**BRIEF:** All lines below containing "JSON" are to be listed.
━━━━━ DATA
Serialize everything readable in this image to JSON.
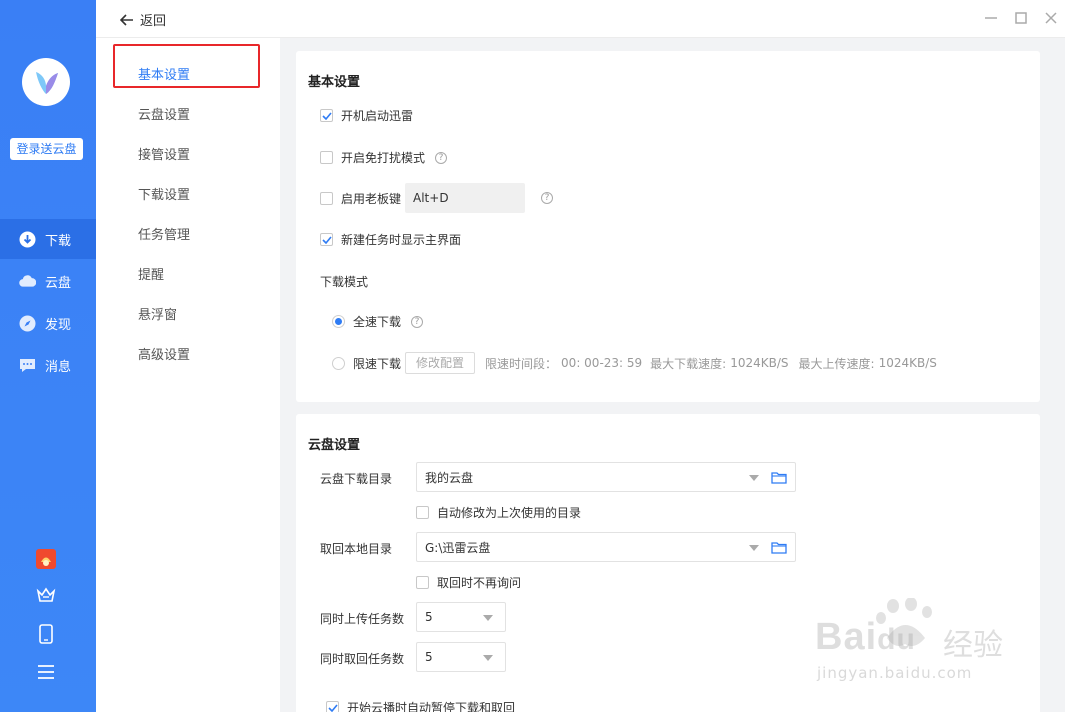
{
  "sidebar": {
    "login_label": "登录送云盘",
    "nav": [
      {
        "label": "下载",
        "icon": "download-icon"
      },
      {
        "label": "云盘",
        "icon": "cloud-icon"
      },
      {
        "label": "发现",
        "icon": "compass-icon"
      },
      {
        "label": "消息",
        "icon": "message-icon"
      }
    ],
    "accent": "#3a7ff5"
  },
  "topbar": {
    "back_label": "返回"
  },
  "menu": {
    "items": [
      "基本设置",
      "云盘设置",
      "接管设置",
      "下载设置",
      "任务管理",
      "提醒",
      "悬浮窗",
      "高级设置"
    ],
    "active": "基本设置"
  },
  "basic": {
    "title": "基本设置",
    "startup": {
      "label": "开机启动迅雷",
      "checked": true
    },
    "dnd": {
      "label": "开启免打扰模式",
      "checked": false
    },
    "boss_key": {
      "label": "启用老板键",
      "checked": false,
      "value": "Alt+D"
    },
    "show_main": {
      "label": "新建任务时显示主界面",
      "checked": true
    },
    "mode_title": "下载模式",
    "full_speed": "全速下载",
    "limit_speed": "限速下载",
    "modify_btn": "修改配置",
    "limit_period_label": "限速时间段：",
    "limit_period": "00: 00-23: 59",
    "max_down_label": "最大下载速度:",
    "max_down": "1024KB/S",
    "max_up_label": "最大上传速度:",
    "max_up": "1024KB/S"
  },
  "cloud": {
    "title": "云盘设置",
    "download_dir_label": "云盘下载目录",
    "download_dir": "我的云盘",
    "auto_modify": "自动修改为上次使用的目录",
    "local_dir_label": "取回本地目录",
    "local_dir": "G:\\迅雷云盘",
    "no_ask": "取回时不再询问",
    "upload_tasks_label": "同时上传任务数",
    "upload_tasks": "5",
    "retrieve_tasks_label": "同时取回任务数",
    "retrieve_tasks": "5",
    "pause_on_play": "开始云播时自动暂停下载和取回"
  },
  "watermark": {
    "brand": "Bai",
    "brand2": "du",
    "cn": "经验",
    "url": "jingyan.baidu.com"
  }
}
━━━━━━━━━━
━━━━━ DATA
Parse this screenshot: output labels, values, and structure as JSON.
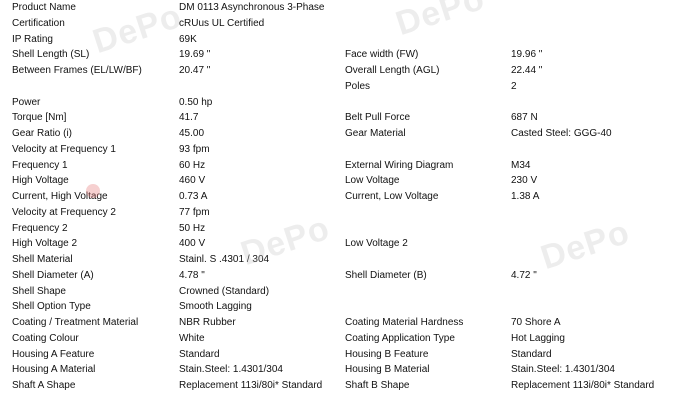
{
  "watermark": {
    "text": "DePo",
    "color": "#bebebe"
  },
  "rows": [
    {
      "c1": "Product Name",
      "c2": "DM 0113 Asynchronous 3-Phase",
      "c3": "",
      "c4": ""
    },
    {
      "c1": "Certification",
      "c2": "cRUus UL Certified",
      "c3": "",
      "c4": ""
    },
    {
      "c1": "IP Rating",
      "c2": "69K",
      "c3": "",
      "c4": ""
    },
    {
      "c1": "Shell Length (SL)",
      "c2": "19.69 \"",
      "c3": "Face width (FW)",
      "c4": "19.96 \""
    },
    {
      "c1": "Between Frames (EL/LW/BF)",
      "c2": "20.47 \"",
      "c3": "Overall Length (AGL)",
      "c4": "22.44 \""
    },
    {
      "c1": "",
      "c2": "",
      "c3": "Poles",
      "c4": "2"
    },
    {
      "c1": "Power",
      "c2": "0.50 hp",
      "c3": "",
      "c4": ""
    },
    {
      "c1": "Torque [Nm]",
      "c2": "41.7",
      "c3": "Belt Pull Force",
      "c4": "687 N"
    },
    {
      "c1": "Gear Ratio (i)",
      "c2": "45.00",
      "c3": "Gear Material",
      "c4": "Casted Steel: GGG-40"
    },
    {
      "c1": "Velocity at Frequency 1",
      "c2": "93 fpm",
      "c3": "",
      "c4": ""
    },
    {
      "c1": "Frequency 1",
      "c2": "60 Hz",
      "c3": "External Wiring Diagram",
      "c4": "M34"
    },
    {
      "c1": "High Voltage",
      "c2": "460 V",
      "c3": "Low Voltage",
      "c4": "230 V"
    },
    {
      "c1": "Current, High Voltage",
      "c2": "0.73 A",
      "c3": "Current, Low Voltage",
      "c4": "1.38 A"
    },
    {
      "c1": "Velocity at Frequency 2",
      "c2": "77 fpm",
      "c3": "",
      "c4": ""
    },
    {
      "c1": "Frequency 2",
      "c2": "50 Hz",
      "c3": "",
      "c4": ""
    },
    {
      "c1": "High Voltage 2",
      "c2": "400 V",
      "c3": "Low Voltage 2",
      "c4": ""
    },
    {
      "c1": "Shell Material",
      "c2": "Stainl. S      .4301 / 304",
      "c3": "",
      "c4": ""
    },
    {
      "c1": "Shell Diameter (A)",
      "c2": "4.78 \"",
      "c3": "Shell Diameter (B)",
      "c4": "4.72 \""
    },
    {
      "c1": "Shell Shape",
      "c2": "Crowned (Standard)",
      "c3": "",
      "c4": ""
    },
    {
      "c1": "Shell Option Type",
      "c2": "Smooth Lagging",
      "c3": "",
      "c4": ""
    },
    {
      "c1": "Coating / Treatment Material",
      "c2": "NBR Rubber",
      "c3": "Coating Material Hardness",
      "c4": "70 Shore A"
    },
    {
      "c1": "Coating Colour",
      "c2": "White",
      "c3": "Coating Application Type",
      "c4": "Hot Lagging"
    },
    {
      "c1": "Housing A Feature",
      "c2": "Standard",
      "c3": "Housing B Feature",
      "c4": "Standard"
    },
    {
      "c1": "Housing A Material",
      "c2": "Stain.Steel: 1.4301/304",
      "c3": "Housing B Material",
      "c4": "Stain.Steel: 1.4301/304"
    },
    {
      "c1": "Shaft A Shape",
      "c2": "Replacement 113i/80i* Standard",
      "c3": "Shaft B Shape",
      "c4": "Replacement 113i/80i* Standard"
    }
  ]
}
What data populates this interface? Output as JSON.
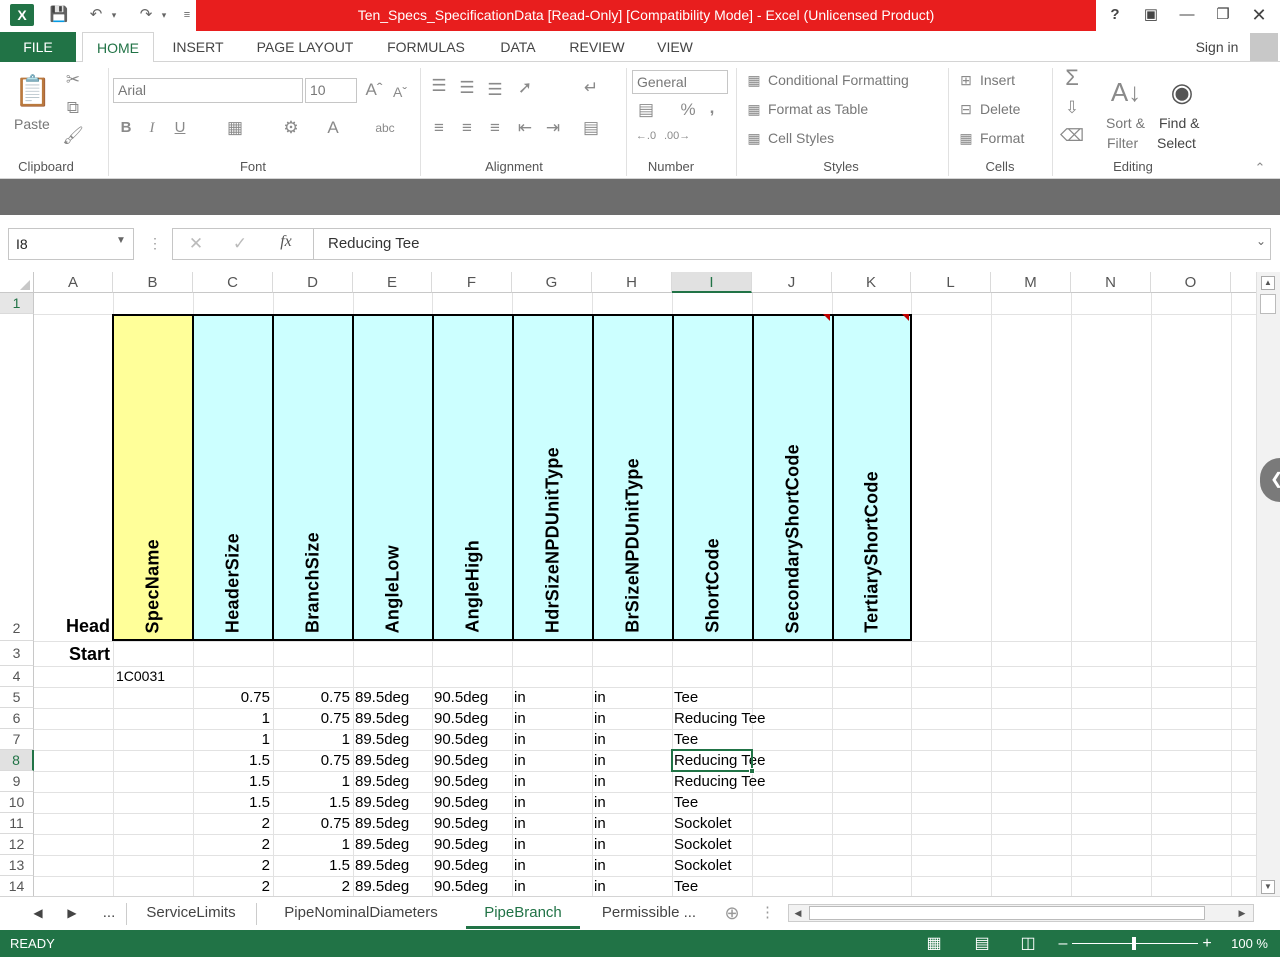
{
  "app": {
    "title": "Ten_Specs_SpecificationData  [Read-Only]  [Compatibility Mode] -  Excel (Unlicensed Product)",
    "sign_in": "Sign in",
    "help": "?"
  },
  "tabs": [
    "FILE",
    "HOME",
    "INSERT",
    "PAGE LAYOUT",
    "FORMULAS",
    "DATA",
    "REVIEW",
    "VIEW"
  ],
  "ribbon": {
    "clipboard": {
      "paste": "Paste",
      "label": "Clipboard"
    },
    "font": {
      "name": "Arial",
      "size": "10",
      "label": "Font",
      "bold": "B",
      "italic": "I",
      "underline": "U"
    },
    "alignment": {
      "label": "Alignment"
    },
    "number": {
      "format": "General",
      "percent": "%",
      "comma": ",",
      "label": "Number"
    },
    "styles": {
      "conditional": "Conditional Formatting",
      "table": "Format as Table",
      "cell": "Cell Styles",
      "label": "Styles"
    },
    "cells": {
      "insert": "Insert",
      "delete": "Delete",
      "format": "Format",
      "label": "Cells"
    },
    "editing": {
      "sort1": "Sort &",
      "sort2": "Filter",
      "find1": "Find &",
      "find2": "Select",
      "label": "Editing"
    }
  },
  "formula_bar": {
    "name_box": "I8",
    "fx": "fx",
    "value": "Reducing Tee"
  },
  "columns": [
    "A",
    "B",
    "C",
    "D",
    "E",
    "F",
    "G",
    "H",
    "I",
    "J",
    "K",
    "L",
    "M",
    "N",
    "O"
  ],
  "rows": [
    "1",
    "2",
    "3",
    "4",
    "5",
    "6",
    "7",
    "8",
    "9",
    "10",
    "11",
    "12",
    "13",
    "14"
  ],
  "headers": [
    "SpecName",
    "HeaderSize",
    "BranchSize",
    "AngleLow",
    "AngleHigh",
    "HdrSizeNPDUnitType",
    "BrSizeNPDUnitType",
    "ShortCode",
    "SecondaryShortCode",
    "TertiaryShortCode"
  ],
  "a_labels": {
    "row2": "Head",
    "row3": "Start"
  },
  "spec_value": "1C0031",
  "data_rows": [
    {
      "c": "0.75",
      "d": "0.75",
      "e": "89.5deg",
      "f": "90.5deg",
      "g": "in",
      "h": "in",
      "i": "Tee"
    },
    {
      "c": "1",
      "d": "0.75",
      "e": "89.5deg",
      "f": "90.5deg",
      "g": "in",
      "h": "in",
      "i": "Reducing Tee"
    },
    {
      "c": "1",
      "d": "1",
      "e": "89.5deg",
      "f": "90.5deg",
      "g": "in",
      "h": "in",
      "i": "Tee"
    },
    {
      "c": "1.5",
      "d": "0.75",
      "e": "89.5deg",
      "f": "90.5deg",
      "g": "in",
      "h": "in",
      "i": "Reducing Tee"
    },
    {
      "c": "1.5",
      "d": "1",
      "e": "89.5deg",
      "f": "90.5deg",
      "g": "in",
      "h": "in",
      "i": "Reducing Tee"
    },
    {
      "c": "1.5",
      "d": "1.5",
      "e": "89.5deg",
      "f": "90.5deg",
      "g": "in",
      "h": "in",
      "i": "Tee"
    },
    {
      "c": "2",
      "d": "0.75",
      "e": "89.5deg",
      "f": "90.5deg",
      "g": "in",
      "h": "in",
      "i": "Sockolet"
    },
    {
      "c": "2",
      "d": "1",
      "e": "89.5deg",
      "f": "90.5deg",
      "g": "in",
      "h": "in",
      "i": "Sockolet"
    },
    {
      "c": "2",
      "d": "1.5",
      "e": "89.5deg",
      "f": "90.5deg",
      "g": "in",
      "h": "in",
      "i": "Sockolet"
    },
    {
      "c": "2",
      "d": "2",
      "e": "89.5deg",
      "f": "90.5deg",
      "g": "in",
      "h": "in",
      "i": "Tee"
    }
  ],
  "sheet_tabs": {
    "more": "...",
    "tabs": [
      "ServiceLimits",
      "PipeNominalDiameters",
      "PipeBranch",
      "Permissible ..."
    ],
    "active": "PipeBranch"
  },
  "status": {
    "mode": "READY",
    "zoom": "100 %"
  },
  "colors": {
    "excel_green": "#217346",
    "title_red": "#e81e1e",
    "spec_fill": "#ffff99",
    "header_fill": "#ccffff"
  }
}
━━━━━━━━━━
**WRITTEN SOLUTION:**
Serialize everything readable in this image to JSON.
Parse this screenshot: output labels, values, and structure as JSON.
What data populates this interface? Output as JSON.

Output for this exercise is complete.